    Is noncompliance declining?
    During the 1990s, the IRS had taken a number of important steps to reduce EITC noncompliance. For example, before sending out tax refunds, the IRS now verifies the Social Security numbers of children claimed on tax refunds. While overpayment rates have declined from 35 percent in 1988 to around 21 percent today, a decline of roughly this magnitude would have been expected without additional IRS efforts because of the OBRA 1990 elimination of the support test which made many previously ineligible taxpayers eligible for the EITC. Therefore, it is worth asking whether recent compliance efforts have had any effect.

    While it is impossible to be certain, it seems likely that the reforms have had a substantial impact. The results of my study of the noncompliance response to the 1987 expansion of the EITC indicate that a 45 percent increase in the maximum EITC increased the noncompliance rate by 14 percent. It is highly speculative to extrapolate from these results to more recent EITC expansions. Nonetheless, between 1990 and 1994 the value of the EITC more than doubled, so we might have predicted an increase in noncompliance of 33 percent from the 21 percent post support test level to 28 percent.

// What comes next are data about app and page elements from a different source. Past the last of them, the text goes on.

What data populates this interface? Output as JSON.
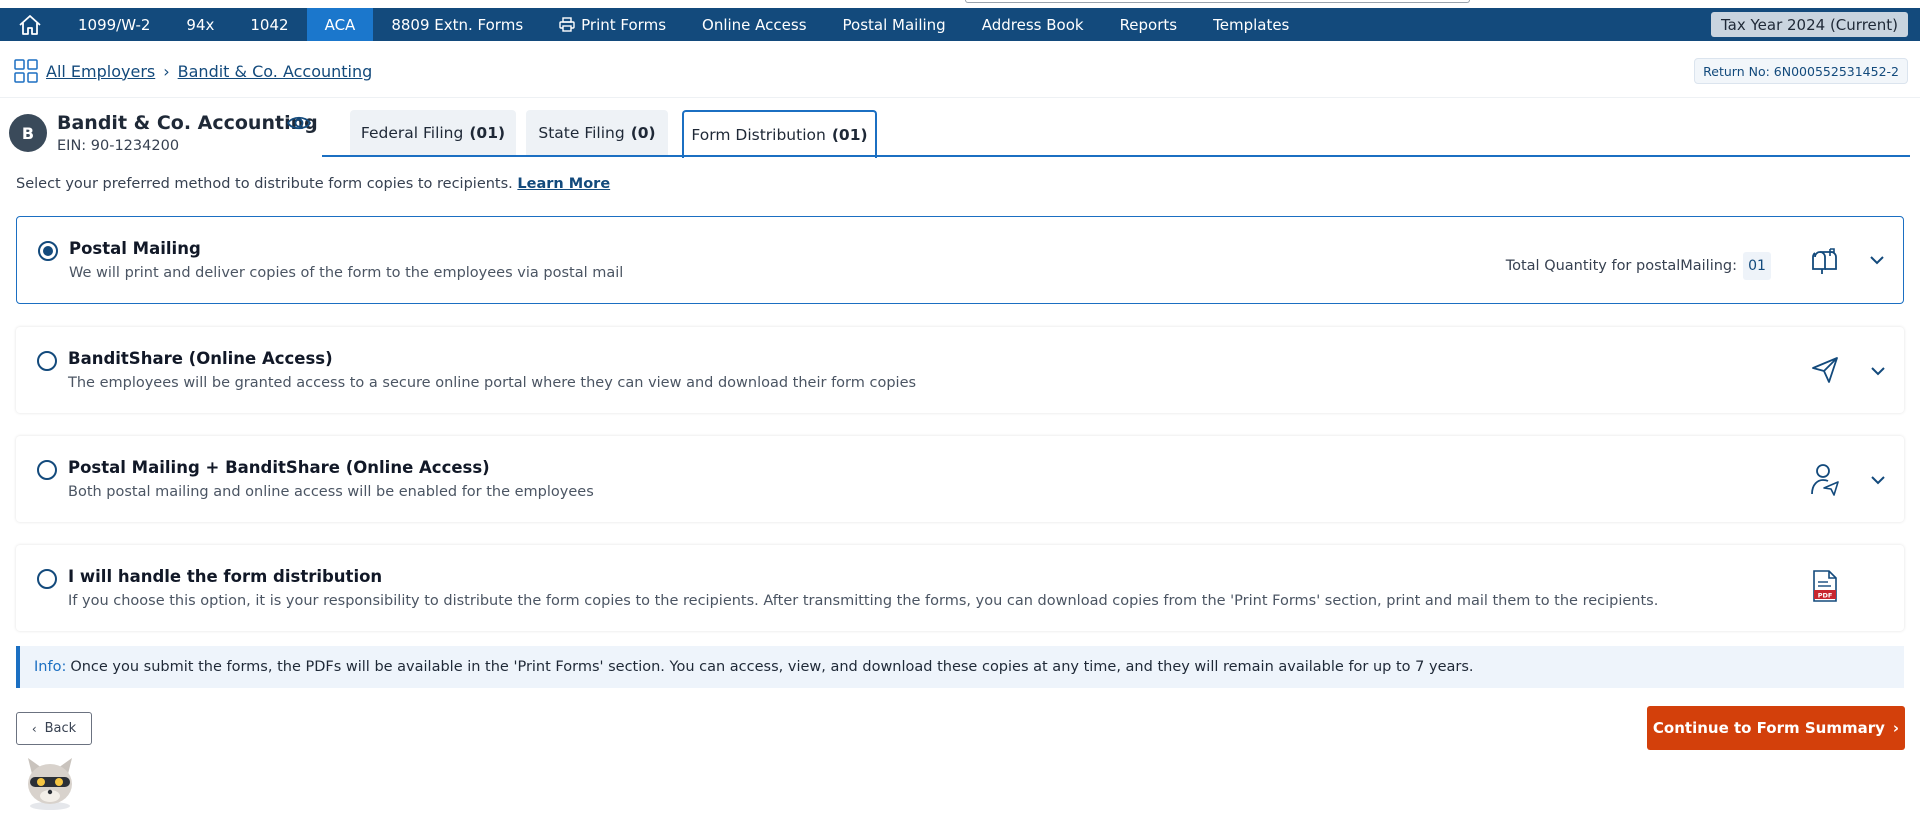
{
  "nav": {
    "items": [
      {
        "label": "1099/W-2",
        "active": false
      },
      {
        "label": "94x",
        "active": false
      },
      {
        "label": "1042",
        "active": false
      },
      {
        "label": "ACA",
        "active": true
      },
      {
        "label": "8809 Extn. Forms",
        "active": false
      },
      {
        "label": "Print Forms",
        "active": false,
        "icon": "printer-icon"
      },
      {
        "label": "Online Access",
        "active": false
      },
      {
        "label": "Postal Mailing",
        "active": false
      },
      {
        "label": "Address Book",
        "active": false
      },
      {
        "label": "Reports",
        "active": false
      },
      {
        "label": "Templates",
        "active": false
      }
    ],
    "tax_year": "Tax Year 2024 (Current)"
  },
  "breadcrumb": {
    "all_employers": "All Employers",
    "employer": "Bandit & Co. Accounting",
    "return_no": "Return No: 6N000552531452-2"
  },
  "employer": {
    "initial": "B",
    "name": "Bandit & Co. Accounting",
    "ein": "EIN: 90-1234200"
  },
  "tabs": [
    {
      "label": "Federal Filing",
      "count": "(01)",
      "active": false
    },
    {
      "label": "State Filing",
      "count": "(0)",
      "active": false
    },
    {
      "label": "Form Distribution",
      "count": "(01)",
      "active": true
    }
  ],
  "intro": {
    "text": "Select your preferred method to distribute form copies to recipients.",
    "link": "Learn More"
  },
  "options": [
    {
      "title": "Postal Mailing",
      "desc": "We will print and deliver copies of the form to the employees via postal mail",
      "selected": true,
      "qty_label": "Total Quantity for postalMailing:",
      "qty": "01",
      "icon": "mailbox-icon"
    },
    {
      "title": "BanditShare (Online Access)",
      "desc": "The employees will be granted access to a secure online portal where they can view and download their form copies",
      "selected": false,
      "icon": "send-icon"
    },
    {
      "title": "Postal Mailing + BanditShare (Online Access)",
      "desc": "Both postal mailing and online access will be enabled for the employees",
      "selected": false,
      "icon": "user-send-icon"
    },
    {
      "title": "I will handle the form distribution",
      "desc": "If you choose this option, it is your responsibility to distribute the form copies to the recipients. After transmitting the forms, you can download copies from the 'Print Forms' section, print and mail them to the recipients.",
      "selected": false,
      "icon": "pdf-icon"
    }
  ],
  "info": {
    "label": "Info:",
    "text": "Once you submit the forms, the PDFs will be available in the 'Print Forms' section. You can access, view, and download these copies at any time, and they will remain available for up to 7 years."
  },
  "buttons": {
    "back": "Back",
    "continue": "Continue to Form Summary"
  },
  "colors": {
    "nav_bg": "#134a7c",
    "nav_active": "#1b77cc",
    "accent": "#1b6fc2",
    "primary_button": "#d3400b"
  }
}
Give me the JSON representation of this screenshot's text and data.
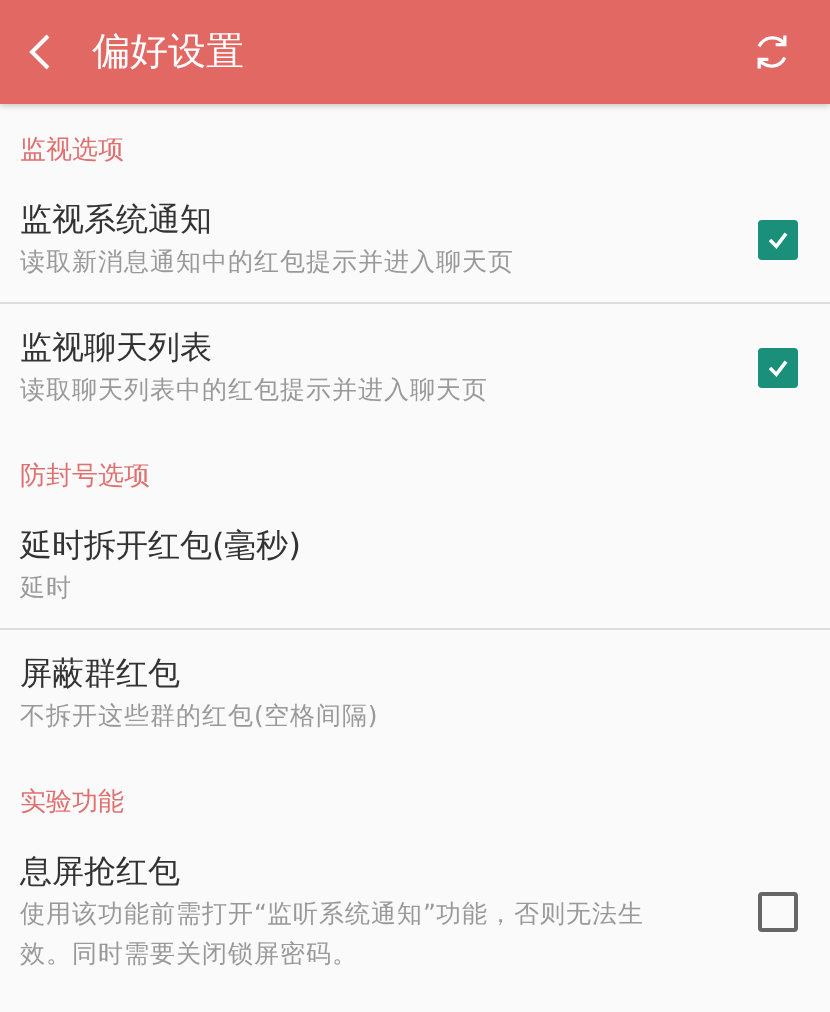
{
  "toolbar": {
    "title": "偏好设置"
  },
  "sections": [
    {
      "title": "监视选项",
      "items": [
        {
          "kind": "checkbox",
          "title": "监视系统通知",
          "summary": "读取新消息通知中的红包提示并进入聊天页",
          "checked": true
        },
        {
          "kind": "checkbox",
          "title": "监视聊天列表",
          "summary": "读取聊天列表中的红包提示并进入聊天页",
          "checked": true
        }
      ]
    },
    {
      "title": "防封号选项",
      "items": [
        {
          "kind": "text",
          "title": "延时拆开红包(毫秒)",
          "summary": "延时"
        },
        {
          "kind": "text",
          "title": "屏蔽群红包",
          "summary": "不拆开这些群的红包(空格间隔)"
        }
      ]
    },
    {
      "title": "实验功能",
      "items": [
        {
          "kind": "checkbox",
          "title": "息屏抢红包",
          "summary": "使用该功能前需打开“监听系统通知”功能，否则无法生效。同时需要关闭锁屏密码。",
          "checked": false
        }
      ]
    }
  ]
}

Thus, if recent reforms have reduced the rate of noncompliance to 21 percent, then they have eliminated one-quarter of EITC noncompliance. Last year, at the Treasury Department's request, Congress passed six new reforms that are likely to reduce EITC noncompliance rates further - possibly to a level that is below the 17 percent overall individual income tax noncompliance rate.

    Using the tax system to transfer income to low-income families, it is possible to reduce administrative costs and increase program participation rates by eliminating welfare case workers. However, without case workers it becomes difficult to verify recipient eligibility. In the case of the EITC, we have seen that very high rates of noncompliance can occur when recipients are permitted to self-determine eligibility status. The tradeoffs between administrative costs and participation rates on the one hand and compliance rates on the other occur within a given transfer system as well as across different systems. In the past few years, the IRS has devoted considerable additional resources to verifying taxpayer eligibility for the EITC and to recognizing emerging patterns of fraud. While noncompliance rates have fallen, it is clear that the IRS actions have raised administrative expenditures and have discouraged some eligible taxpayers from receiving the credit.

    *Jeff Liebman is assistant professor of Public Policy at the John F. Kennedy School of Government, Harvard University.